Task description:
Repeat the full listing exactly.

# # #

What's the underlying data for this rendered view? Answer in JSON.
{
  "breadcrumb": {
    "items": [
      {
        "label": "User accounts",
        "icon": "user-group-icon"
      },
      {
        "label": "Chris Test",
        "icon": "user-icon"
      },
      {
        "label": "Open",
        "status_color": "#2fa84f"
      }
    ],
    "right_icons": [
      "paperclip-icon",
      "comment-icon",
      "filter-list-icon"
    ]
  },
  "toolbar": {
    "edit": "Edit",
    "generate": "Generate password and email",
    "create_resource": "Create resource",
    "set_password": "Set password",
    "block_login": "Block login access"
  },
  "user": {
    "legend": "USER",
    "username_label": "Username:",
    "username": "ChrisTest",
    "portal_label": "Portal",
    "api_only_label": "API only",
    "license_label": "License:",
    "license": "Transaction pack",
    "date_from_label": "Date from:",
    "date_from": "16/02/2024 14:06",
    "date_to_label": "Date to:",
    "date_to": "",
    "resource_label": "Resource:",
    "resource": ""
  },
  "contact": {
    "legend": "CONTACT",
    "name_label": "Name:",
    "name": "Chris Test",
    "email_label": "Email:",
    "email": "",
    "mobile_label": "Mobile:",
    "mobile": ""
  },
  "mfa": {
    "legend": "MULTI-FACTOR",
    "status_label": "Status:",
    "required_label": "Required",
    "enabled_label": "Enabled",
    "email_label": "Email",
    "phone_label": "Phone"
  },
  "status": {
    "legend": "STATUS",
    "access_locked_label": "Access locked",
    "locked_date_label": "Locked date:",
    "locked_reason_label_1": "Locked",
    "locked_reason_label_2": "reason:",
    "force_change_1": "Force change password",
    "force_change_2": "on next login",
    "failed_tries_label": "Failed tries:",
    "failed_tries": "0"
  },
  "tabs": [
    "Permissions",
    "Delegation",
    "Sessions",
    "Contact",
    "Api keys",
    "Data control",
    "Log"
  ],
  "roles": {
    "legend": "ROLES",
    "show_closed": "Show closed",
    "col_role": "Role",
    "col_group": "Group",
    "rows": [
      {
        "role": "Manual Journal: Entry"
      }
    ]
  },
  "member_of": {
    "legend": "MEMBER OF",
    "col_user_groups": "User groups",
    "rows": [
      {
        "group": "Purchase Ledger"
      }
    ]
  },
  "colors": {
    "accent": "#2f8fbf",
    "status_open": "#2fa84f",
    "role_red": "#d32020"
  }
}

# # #

Response to this task:
What's the underlying data for this rendered view? Answer in JSON.
{
  "breadcrumb": {
    "items": [
      {
        "label": "User accounts",
        "icon": "user-group-icon"
      },
      {
        "label": "Chris Test",
        "icon": "user-icon"
      },
      {
        "label": "Open",
        "status_color": "#2fa84f"
      }
    ],
    "right_icons": [
      "paperclip-icon",
      "comment-icon",
      "filter-list-icon"
    ]
  },
  "toolbar": {
    "edit": "Edit",
    "generate": "Generate password and email",
    "create_resource": "Create resource",
    "set_password": "Set password",
    "block_login": "Block login access"
  },
  "user": {
    "legend": "USER",
    "username_label": "Username:",
    "username": "ChrisTest",
    "portal_label": "Portal",
    "api_only_label": "API only",
    "license_label": "License:",
    "license": "Transaction pack",
    "date_from_label": "Date from:",
    "date_from": "16/02/2024 14:06",
    "date_to_label": "Date to:",
    "date_to": "",
    "resource_label": "Resource:",
    "resource": ""
  },
  "contact": {
    "legend": "CONTACT",
    "name_label": "Name:",
    "name": "Chris Test",
    "email_label": "Email:",
    "email": "",
    "mobile_label": "Mobile:",
    "mobile": ""
  },
  "mfa": {
    "legend": "MULTI-FACTOR",
    "status_label": "Status:",
    "required_label": "Required",
    "enabled_label": "Enabled",
    "email_label": "Email",
    "phone_label": "Phone"
  },
  "status": {
    "legend": "STATUS",
    "access_locked_label": "Access locked",
    "locked_date_label": "Locked date:",
    "locked_reason_label_1": "Locked",
    "locked_reason_label_2": "reason:",
    "force_change_1": "Force change password",
    "force_change_2": "on next login",
    "failed_tries_label": "Failed tries:",
    "failed_tries": "0"
  },
  "tabs": [
    "Permissions",
    "Delegation",
    "Sessions",
    "Contact",
    "Api keys",
    "Data control",
    "Log"
  ],
  "roles": {
    "legend": "ROLES",
    "show_closed": "Show closed",
    "col_role": "Role",
    "col_group": "Group",
    "rows": [
      {
        "role": "Manual Journal: Entry"
      }
    ]
  },
  "member_of": {
    "legend": "MEMBER OF",
    "col_user_groups": "User groups",
    "rows": [
      {
        "group": "Purchase Ledger"
      }
    ]
  },
  "colors": {
    "accent": "#2f8fbf",
    "status_open": "#2fa84f",
    "role_red": "#d32020"
  }
}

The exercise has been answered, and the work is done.